You don't need flowers to create lovely displays of autumn cuttings
A guest blog from our good friend (and florist!) Georgie Newbery.
My name's Georgie Newbery and I run an artisan floristry and flower farming business near Wincanton in Somerset. And like you I'm looking at my garden now it's late September and mourning the end of the lush flowering in the borders.
But I'm not wondering what to cut to bring into the house, because at this time of year the hedgerow and the shrubs in all our gardens are beginning to turn the most fantastic colours.
There are berries and there's Old Man's Beard, the ivy flowers are forming, the apples are ripening – if you look away from your borders and around the boundaries of your garden you'll find any number of great things to cut and bring into the house.
Autumn fruit displays can be equally as
enchanting as cut flowers
So, first thing, ingredients:
- Oak (it's a great year for acorns)
- Apples on the bough and off (it's a great year for fruit too)
- Wild dogwood goes the most fantastic aubergine colour at this time of year
- Any good coloured foliage – field maple and lime leaves both go startling yellow, and then there's red oak, liquidambar, a whole range of maples...
- Old Man's Beard – I love its old name, Traveller's Joy
- Guelder rose berries
- The last of the garden flowers – here we used dahlias.
- We used cineraria, but any silvery or variegated foliage will help lift your arrangement from potential doldrum. A variegated dogwood or euonymus will do very well.
Longer boughs and branches, plus
a suitable container, equals
height and impact
Then let your imagination run riot. Apples can be wired to hang back on the branch if, like some of ours, they insist on falling off. Think colour and texture and don't worry if you're lacking flowers.

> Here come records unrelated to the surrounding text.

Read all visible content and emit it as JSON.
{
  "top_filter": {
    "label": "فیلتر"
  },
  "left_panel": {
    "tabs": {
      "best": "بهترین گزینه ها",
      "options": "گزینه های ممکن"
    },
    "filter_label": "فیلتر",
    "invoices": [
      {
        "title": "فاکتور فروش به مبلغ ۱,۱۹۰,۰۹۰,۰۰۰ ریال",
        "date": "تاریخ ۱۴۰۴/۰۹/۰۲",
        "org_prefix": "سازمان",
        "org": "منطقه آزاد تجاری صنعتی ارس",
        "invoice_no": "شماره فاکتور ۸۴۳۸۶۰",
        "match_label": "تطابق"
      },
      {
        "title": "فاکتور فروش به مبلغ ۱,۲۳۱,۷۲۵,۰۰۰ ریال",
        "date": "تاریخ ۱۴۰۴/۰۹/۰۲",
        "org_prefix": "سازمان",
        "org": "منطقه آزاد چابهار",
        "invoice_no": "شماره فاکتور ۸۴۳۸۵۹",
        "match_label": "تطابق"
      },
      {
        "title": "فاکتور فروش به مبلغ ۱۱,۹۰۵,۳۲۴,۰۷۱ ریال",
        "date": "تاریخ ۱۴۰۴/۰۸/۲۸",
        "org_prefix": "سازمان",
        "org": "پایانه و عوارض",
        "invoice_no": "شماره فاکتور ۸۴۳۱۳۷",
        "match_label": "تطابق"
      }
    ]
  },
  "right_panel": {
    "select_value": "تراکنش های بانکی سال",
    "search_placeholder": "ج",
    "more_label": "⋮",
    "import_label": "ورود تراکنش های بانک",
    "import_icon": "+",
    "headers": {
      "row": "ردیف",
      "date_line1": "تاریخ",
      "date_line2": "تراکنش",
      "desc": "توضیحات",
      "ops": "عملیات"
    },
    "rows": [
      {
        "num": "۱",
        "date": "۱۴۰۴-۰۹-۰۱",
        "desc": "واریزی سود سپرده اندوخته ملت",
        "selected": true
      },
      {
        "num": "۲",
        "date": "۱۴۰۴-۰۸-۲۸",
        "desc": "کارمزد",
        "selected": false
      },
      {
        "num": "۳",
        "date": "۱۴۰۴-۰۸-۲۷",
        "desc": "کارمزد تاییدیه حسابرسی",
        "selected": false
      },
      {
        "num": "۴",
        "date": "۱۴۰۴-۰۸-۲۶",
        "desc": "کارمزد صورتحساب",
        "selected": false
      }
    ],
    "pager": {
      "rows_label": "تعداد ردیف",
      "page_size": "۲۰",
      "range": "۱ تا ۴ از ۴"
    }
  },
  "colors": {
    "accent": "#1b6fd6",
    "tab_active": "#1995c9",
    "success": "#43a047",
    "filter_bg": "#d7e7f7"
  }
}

We had a play and came up with these...
Autumn fruit ceiling display (you might need
to wire up the apples... they tend to fall!)